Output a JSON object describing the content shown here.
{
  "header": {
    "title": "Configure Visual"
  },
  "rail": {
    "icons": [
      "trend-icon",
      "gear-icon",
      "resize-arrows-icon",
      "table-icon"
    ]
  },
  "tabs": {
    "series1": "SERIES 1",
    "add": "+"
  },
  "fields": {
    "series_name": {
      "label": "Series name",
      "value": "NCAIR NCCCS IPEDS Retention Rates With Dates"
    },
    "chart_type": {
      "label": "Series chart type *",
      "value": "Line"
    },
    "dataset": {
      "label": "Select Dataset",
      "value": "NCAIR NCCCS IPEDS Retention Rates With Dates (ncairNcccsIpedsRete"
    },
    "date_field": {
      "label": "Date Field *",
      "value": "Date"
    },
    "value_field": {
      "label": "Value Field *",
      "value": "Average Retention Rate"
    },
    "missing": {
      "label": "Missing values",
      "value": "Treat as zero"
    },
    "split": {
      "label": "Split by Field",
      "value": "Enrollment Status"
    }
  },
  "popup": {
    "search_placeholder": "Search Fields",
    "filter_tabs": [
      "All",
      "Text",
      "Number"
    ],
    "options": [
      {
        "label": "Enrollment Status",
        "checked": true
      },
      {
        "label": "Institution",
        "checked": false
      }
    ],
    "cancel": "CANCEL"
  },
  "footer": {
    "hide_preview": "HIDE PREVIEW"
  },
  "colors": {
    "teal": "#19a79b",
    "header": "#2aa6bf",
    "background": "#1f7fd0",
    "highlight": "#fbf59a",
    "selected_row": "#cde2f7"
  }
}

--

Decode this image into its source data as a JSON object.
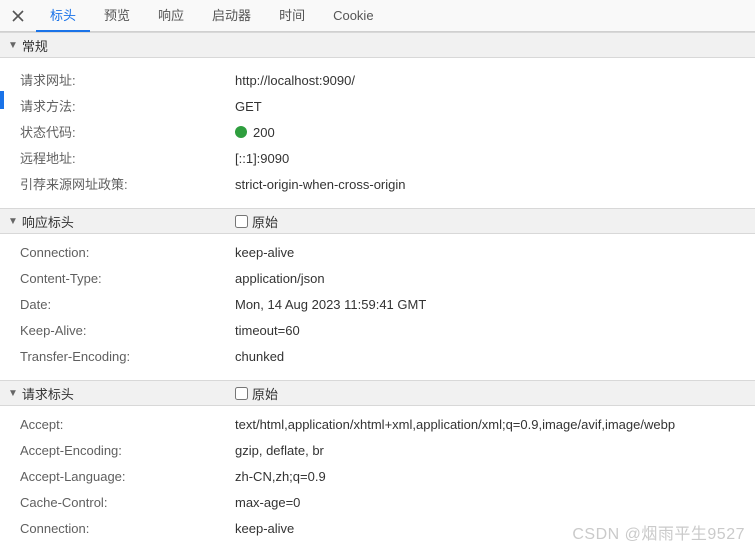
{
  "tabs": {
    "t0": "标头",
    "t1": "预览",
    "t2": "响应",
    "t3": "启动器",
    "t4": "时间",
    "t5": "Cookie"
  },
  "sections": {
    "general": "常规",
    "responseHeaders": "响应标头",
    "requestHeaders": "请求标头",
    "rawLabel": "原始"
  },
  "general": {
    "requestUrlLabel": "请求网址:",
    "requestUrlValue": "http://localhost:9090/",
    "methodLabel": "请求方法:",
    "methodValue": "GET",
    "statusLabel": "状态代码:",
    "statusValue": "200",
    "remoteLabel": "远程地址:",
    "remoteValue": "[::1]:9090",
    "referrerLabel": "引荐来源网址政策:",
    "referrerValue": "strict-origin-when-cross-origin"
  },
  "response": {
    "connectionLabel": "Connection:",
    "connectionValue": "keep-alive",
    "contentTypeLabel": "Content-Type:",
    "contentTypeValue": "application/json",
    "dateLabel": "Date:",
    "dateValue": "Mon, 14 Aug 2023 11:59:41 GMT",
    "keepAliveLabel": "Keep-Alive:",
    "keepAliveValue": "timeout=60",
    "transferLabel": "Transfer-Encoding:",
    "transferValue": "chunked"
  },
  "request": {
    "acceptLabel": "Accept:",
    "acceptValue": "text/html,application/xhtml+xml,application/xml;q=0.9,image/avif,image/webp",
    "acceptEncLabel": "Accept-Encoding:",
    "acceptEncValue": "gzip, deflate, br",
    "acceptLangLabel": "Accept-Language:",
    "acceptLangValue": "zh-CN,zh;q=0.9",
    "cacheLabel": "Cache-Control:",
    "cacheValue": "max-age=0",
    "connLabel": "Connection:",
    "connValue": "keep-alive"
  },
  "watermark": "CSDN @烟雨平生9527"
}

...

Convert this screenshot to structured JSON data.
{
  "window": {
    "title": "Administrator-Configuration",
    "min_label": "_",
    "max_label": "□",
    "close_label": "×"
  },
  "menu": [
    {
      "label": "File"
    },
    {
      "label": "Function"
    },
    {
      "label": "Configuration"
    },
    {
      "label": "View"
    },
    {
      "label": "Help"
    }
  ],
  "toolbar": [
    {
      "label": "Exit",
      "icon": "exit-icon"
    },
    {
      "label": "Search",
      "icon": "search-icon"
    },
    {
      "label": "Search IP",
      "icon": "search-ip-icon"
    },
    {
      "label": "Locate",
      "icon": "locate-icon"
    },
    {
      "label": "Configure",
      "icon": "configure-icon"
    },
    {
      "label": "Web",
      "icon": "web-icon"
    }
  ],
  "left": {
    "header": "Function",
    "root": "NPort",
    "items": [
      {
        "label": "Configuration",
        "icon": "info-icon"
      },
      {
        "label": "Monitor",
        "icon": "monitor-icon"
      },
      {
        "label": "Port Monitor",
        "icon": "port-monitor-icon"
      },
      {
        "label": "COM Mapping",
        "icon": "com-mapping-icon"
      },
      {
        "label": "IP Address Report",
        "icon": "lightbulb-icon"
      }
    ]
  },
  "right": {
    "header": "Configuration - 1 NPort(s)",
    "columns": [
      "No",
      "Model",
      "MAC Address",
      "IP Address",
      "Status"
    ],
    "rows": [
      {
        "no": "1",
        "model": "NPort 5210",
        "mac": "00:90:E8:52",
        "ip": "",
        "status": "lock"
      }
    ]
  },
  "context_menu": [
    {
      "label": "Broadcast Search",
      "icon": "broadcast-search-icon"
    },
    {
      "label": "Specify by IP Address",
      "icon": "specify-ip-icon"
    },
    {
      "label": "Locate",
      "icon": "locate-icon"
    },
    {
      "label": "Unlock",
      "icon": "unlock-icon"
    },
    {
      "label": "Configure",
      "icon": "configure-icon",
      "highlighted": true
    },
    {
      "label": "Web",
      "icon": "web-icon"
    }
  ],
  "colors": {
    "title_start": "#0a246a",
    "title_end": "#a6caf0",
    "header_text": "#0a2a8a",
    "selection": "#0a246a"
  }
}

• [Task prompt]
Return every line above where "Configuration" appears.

• [Exercise result]
    "title": "Administrator-Configuration",
      "label": "Configuration"
        "label": "Configuration",
    "header": "Configuration - 1 NPort(s)",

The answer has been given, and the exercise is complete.